Ms Ihram said both the West and Islam saw attitudes to women as a key battleground, whether it was non-Muslims focusing on the hijab (headscarf) or Muslims focusing on the "decadent and immoral" Sex and the City Western lifestyle.

"In the West, women have had their liberation and men are still getting over that. Muslim men are threatened."

She said many Muslim men believed their piety was demonstrated by how their women behaved. "They think, 'if I've got control of my women I'm a man'. What the boys do is irrelevant.

"The patriarchal argument can't tease out two separate strands: women as victims of sexual harassment and women as sexualised people who engage in consensual sex. They can't see these are different things."

Ms Ihram said new voices had begun to challenge the authority of ethnic religious leadership in the mosque, partly in frustration at the politics and limited capability of ethnic Muslim associations.

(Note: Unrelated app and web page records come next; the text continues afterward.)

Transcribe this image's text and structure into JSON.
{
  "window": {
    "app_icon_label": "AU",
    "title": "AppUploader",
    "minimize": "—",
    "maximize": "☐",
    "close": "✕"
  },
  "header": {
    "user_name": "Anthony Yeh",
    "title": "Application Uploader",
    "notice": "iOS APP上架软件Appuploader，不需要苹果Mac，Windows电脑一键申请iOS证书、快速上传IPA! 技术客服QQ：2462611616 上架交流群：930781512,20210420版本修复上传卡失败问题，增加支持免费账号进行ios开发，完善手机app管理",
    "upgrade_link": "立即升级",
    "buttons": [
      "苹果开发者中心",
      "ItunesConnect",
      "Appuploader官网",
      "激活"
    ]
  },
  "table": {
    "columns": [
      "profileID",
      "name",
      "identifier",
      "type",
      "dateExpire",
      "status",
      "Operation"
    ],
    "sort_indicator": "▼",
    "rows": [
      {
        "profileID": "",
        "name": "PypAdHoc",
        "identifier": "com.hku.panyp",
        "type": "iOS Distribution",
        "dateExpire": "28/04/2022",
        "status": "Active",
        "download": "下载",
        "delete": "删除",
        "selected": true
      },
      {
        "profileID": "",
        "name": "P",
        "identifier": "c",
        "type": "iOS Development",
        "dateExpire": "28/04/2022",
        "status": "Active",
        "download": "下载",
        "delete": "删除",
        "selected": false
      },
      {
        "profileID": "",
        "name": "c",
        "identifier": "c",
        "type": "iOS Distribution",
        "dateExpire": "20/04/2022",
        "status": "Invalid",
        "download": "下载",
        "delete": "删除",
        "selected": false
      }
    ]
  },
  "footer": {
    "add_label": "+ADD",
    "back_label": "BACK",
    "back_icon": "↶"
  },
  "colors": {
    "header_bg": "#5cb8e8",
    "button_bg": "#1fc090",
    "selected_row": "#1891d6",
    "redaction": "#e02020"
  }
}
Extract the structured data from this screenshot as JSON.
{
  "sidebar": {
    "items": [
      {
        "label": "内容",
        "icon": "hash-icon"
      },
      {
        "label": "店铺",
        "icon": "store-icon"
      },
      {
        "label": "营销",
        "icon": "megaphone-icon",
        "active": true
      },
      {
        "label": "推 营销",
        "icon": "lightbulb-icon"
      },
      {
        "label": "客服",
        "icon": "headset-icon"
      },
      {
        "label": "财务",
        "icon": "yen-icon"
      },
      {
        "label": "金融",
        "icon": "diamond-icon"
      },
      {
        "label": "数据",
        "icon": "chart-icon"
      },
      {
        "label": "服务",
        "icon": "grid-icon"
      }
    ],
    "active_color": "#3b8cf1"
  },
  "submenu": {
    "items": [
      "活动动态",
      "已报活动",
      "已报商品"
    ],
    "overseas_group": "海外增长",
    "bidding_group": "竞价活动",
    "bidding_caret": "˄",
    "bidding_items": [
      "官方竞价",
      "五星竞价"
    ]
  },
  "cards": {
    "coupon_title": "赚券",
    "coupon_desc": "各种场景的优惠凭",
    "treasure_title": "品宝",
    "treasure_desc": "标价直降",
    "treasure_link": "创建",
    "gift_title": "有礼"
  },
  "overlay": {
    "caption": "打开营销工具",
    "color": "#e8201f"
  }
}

New organisations and leaders were emerging through Australian-born Muslims who responded to "media moral panics" and bypassed Islamic councils to present a moderate, local and English-speaking voice of Islam.

Women were starting to take leadership positions through their writing and as academics. "Women can speak out from the Muslim community into the mainstream, but it's very hard to get a platform into the Muslim community, to get constructive female voices."

Jamila Hussain of the University of Technology, in a paper offering "subversive thoughts" about Muslim gender relations, also to be delivered today, talks of discrimination against women in mosques, community gatherings, religious education and membership of Islamic organisations.

She said women were strictly segregated in mosques, and sometimes discouraged from attending at all. Usually they entered a small door at the back, and went to an area cut off by a barrier or wall so that sometimes they could neither see nor hear the speaker.

Yet Muslim women in Australia work in law, finance, medicine, engineering and run their own businesses. "The idea that all Muslim women must be sheltered from the outside world is outmoded," Ms Hussain said.